The man has been identified as Michael Spavor by Canadian newspaper The Globe and Mail. Spavor heads the China-based travel company Paektu Cultural Exchange, organising tours, business trips and sports events in North Korea, including US basketball player Dennis Rodman’s trip to Pyongyang. Spavor did not arrive in Seoul on Monday for a scheduled business trip.

Spavor was picked up by Dandong National Security Bureau on Monday and stands accused of “endangering China’s national security,” according to local state-run media.

Freeland said that the ministry has raised the case with Chinese authorities and is in touch with Spavor’s family.

It comes shortly after former diplomat Michael Kovrig was detained by Chinese state security in Beijing on Monday night, according to NGO International Crisis Group (ICG). Kovrig was a senior advisor to the ICG.

michael kovrig international crisis group china
File photo: International Crisis Group.

Beijing said on Wednesday that Kovrig may have violated Chinese laws if he carried out work in the country, because his employer is not legally registered in China.

According to the Globe and Mail, Spavor and Kovrig knew each other.

Kovrig was detained days after the arrest of Huawei’s Chief Financial Officer Meng Wanzhou in Canada, following a request by US authorities who seek to extradite Meng on fraud charges. Meng was released on bail on Wednesday. Although the pattern of arrests has sparked fears of a diplomatic tit for tat between the two nations.

Freeland declined to say whether either Kovrig or Spavor’s case was connected to Meng’s arrest.

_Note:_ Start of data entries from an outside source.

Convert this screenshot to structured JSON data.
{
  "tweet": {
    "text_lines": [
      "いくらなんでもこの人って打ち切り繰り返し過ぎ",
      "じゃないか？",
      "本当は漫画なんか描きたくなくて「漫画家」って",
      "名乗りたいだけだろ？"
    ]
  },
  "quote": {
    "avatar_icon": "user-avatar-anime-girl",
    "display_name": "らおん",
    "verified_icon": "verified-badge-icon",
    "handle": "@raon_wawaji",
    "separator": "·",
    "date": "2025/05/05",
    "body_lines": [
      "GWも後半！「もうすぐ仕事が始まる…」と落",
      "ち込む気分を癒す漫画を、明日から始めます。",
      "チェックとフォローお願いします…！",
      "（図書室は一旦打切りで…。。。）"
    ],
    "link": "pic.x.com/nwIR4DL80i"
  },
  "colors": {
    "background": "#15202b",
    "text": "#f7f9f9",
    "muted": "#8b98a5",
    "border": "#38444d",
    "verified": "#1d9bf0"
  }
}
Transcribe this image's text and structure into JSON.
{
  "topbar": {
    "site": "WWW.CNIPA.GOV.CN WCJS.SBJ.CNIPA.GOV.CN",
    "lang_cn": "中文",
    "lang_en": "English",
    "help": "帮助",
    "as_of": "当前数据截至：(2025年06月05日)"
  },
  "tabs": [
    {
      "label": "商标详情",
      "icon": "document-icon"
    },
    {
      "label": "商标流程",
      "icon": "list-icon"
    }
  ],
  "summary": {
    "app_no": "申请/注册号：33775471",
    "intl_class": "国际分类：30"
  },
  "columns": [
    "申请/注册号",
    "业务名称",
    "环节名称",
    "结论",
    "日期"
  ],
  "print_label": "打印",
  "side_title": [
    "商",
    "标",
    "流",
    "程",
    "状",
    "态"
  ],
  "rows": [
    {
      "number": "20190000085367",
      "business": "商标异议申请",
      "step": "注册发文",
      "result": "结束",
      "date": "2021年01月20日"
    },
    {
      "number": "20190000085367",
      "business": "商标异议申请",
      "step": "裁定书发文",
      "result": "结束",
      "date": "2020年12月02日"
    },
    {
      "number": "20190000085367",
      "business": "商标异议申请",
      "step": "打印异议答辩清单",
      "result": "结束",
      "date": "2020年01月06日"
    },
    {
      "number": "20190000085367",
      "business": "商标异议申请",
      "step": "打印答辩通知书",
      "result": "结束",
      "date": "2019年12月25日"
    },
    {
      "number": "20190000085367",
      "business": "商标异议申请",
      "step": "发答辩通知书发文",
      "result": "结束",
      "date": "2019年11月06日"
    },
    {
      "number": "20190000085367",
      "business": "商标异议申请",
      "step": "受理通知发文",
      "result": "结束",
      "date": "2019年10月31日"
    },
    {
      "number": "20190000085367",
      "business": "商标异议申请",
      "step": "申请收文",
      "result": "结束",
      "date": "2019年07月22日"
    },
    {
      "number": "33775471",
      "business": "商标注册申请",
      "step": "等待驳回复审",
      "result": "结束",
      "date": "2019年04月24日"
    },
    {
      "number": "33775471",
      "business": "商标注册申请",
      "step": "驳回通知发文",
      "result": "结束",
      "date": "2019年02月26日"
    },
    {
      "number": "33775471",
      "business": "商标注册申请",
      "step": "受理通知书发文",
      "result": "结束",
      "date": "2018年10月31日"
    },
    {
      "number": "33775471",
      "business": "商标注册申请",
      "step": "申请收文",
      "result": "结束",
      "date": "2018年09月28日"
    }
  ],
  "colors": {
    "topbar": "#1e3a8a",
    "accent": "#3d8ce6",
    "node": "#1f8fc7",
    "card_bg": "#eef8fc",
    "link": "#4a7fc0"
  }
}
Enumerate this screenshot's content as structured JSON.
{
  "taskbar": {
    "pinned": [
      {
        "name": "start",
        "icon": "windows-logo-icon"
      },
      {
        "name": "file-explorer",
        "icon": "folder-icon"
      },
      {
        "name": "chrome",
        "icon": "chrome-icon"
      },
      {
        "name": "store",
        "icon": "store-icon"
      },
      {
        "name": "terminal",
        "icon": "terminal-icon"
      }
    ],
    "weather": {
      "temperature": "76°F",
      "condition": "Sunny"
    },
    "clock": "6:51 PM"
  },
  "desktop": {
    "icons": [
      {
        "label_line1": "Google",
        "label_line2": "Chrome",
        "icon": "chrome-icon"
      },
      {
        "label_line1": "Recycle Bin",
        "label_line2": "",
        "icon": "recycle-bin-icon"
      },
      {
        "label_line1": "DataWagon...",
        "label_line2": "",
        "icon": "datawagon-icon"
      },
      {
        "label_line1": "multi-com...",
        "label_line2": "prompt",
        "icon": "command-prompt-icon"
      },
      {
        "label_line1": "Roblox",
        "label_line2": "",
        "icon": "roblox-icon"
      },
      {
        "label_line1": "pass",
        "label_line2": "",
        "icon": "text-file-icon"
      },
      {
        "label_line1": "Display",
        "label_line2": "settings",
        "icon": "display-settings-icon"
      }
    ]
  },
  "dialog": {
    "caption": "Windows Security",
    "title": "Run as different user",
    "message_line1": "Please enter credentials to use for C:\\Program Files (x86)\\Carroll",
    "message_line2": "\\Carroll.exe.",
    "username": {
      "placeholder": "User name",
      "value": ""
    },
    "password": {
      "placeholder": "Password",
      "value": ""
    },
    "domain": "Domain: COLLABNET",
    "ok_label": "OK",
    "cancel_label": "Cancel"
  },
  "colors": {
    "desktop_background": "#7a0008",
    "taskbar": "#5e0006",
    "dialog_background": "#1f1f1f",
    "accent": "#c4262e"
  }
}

Jennifer Creery is a Hong Kong-born British journalist, interested in minority rights and urban planning. She holds a BA in English at King's College London and has studied Mandarin at National Taiwan University.